Polesden Lacey was the country retreat used for entertaining by William McEwan’s daughter Margaret and was gifted to her and her husband Ronald Greville by her father, who had previously made his fortune from beer.
William McEwan lived in Charles Street in Mayfair, London and his daughter and husband lived nearby just a few doors away.
Margaret Greville became a socialite and hosted many elaborate dinner parties and invited the most powerful and influential people of the age including royalty from the UK and abroad. This included King Edward VII. In fact following the marriage of Duke of York and Elizabeth Bowes-Lyon (the future King and Queen) they spent their honeymoon at Polesden Lacey.
The contents of Polesden Lacey have museum quality treasures, which include fine examples of Dutch, Italian and British paintings, Chinese and European ceramics, 17th and 18th century miniatures, and silver and objets d’art.
When Margaret died in 1942 she left Polesden Lacey to the National Trust.
Polesden Lacey looks a very grand building from the outside, however the interior was more than grand and best described when I say it was like a mini Buckingham Palace. During the guided tour I imagined what life must have been like, especially when guests were arriving for diner parties.
Polesden Lacey was not only opulent but a home of grandeur due to the wealth of William McEwan. Margaret Greville did say at one time, “I’d rather be a beeress than a peeress”.

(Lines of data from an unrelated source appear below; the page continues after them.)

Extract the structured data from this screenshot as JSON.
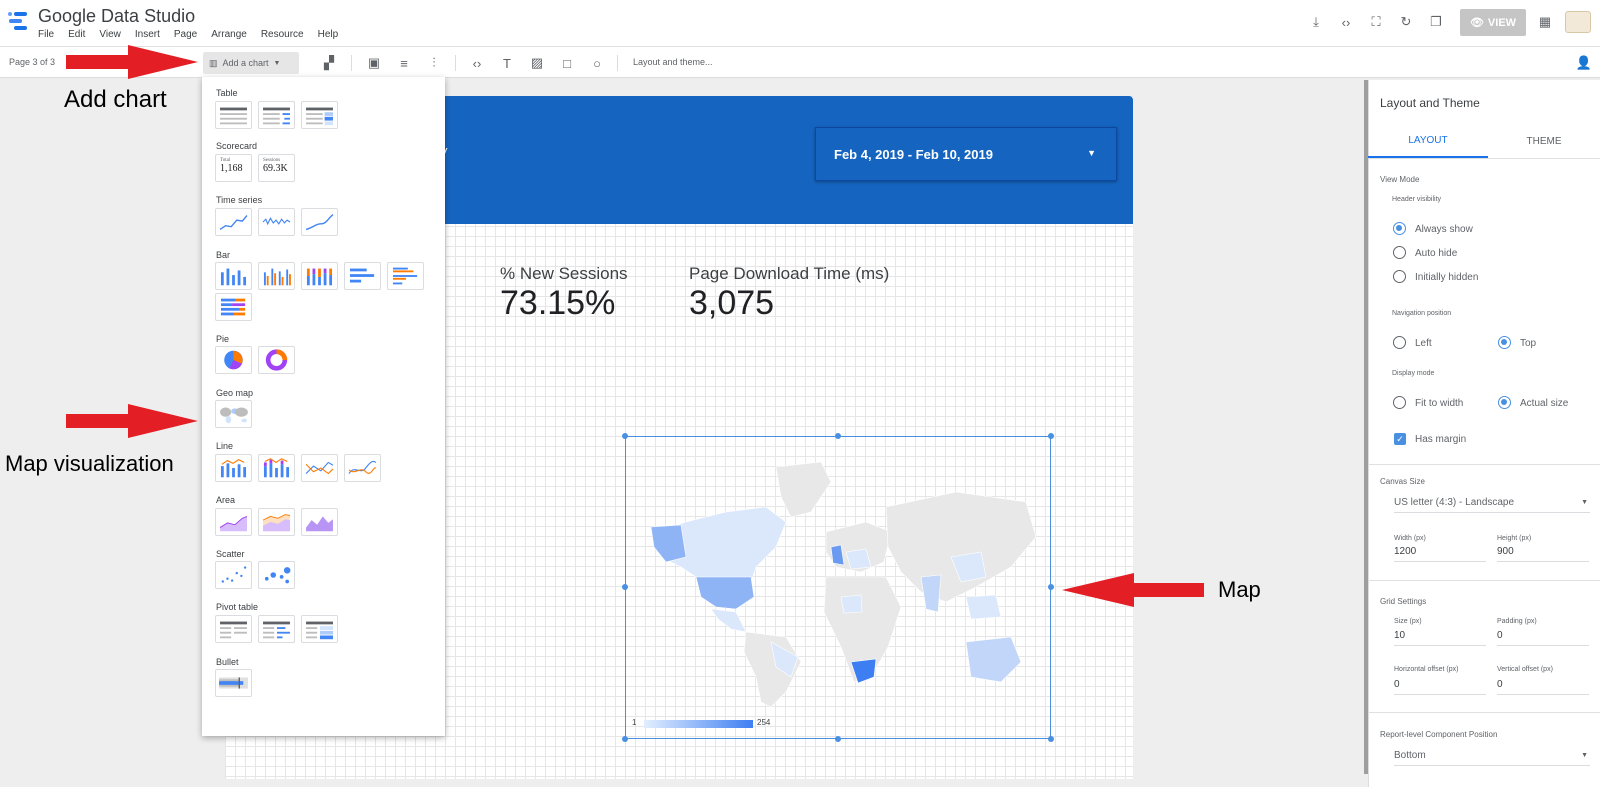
{
  "app": {
    "title": "Google Data Studio"
  },
  "menu": [
    "File",
    "Edit",
    "View",
    "Insert",
    "Page",
    "Arrange",
    "Resource",
    "Help"
  ],
  "top_actions": {
    "view_label": "VIEW"
  },
  "toolbar": {
    "page_indicator": "Page 3 of 3",
    "add_chart_label": "Add a chart",
    "layout_theme_label": "Layout and theme..."
  },
  "report": {
    "date_range": "Feb 4, 2019 - Feb 10, 2019",
    "scorecards": [
      {
        "label": "% New Sessions",
        "value": "73.15%"
      },
      {
        "label": "Page Download Time (ms)",
        "value": "3,075"
      }
    ],
    "map_legend": {
      "min": "1",
      "max": "254"
    }
  },
  "chart_menu": {
    "table": "Table",
    "scorecard": "Scorecard",
    "scorecard_samples": [
      {
        "label": "Total",
        "value": "1,168"
      },
      {
        "label": "Sessions",
        "value": "69.3K"
      }
    ],
    "time_series": "Time series",
    "bar": "Bar",
    "pie": "Pie",
    "geo_map": "Geo map",
    "line": "Line",
    "area": "Area",
    "scatter": "Scatter",
    "pivot_table": "Pivot table",
    "bullet": "Bullet"
  },
  "annotations": {
    "add_chart": "Add chart",
    "map_visualization": "Map visualization",
    "map": "Map"
  },
  "right_panel": {
    "title": "Layout and Theme",
    "tabs": [
      "LAYOUT",
      "THEME"
    ],
    "view_mode": "View Mode",
    "header_visibility": "Header visibility",
    "header_options": [
      "Always show",
      "Auto hide",
      "Initially hidden"
    ],
    "navigation_position": "Navigation position",
    "nav_options": [
      "Left",
      "Top"
    ],
    "display_mode": "Display mode",
    "display_options": [
      "Fit to width",
      "Actual size"
    ],
    "has_margin": "Has margin",
    "canvas_size": "Canvas Size",
    "canvas_size_value": "US letter (4:3) - Landscape",
    "width_label": "Width (px)",
    "width_value": "1200",
    "height_label": "Height (px)",
    "height_value": "900",
    "grid_settings": "Grid Settings",
    "size_label": "Size (px)",
    "size_value": "10",
    "padding_label": "Padding (px)",
    "padding_value": "0",
    "hoffset_label": "Horizontal offset (px)",
    "hoffset_value": "0",
    "voffset_label": "Vertical offset (px)",
    "voffset_value": "0",
    "component_position": "Report-level Component Position",
    "component_position_value": "Bottom"
  },
  "colors": {
    "header_blue": "#1565c0",
    "accent": "#4a90e2",
    "arrow_red": "#e31e24"
  }
}
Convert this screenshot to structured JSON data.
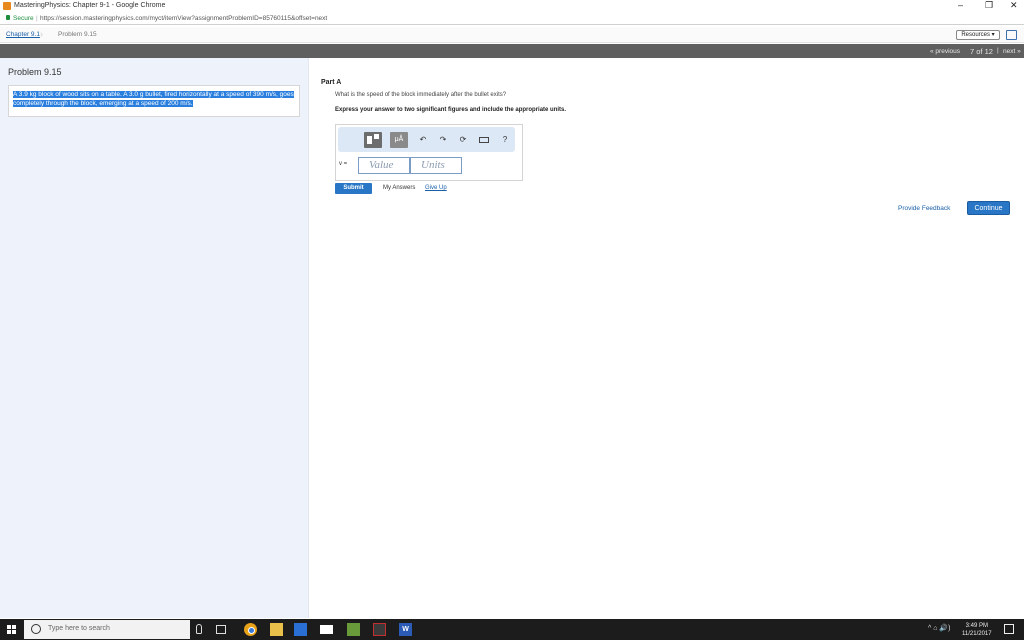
{
  "window": {
    "title": "MasteringPhysics: Chapter 9-1 - Google Chrome",
    "minimize": "–",
    "restore": "❐",
    "close": "✕"
  },
  "address_bar": {
    "secure_label": "Secure",
    "separator": "|",
    "url": "https://session.masteringphysics.com/myct/itemView?assignmentProblemID=85760115&offset=next"
  },
  "breadcrumb": {
    "chapter": "Chapter 9.1",
    "problem": "Problem 9.15",
    "resources_button": "Resources ▾"
  },
  "nav": {
    "previous": "« previous",
    "position": "7 of 12",
    "divider": "|",
    "next": "next »"
  },
  "problem": {
    "heading": "Problem 9.15",
    "text": "A 3.9 kg block of wood sits on a table. A 3.0 g bullet, fired horizontally at a speed of 390 m/s, goes completely through the block, emerging at a speed of 200 m/s."
  },
  "part": {
    "label": "Part A",
    "question": "What is the speed of the block immediately after the bullet exits?",
    "instruction": "Express your answer to two significant figures and include the appropriate units."
  },
  "answer": {
    "toolbar": {
      "mu_label": "μÅ",
      "undo": "↶",
      "redo": "↷",
      "reset": "⟳",
      "help": "?"
    },
    "variable_label": "v =",
    "value_placeholder": "Value",
    "units_placeholder": "Units"
  },
  "actions": {
    "submit": "Submit",
    "my_answers": "My Answers",
    "give_up": "Give Up",
    "provide_feedback": "Provide Feedback",
    "continue": "Continue"
  },
  "taskbar": {
    "search_placeholder": "Type here to search",
    "word_label": "W",
    "tray": "^  ⌂  🔊)",
    "time": "3:49 PM",
    "date": "11/21/2017"
  }
}
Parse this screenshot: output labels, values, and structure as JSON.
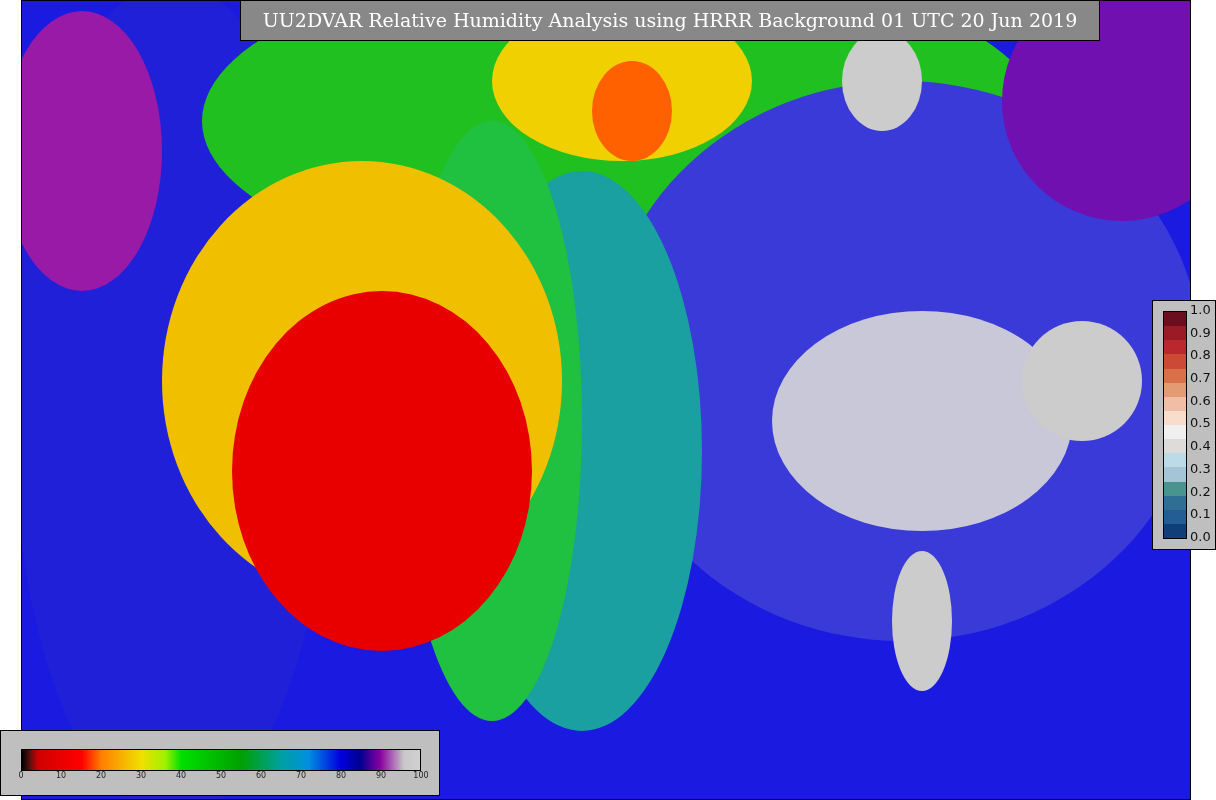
{
  "title": "UU2DVAR Relative Humidity Analysis using HRRR Background 01 UTC 20 Jun 2019",
  "humidity_colorbar": {
    "ticks": [
      "0",
      "10",
      "20",
      "30",
      "40",
      "50",
      "60",
      "70",
      "80",
      "90",
      "100"
    ]
  },
  "ratio_colorbar": {
    "ticks": [
      "1.0",
      "0.9",
      "0.8",
      "0.7",
      "0.6",
      "0.5",
      "0.4",
      "0.3",
      "0.2",
      "0.1",
      "0.0"
    ]
  }
}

If you were ever planning a visit to London or the vicinity I would recommend that you visit Polesden Lacey. Give yourself a full day for a tour of the home and a walk in the gardens and the large estate. You can recharge your batteries afterwards with a bite to eat in the restaurant or indulge yourself in the shop where you can buy a bottle of McEwans Export.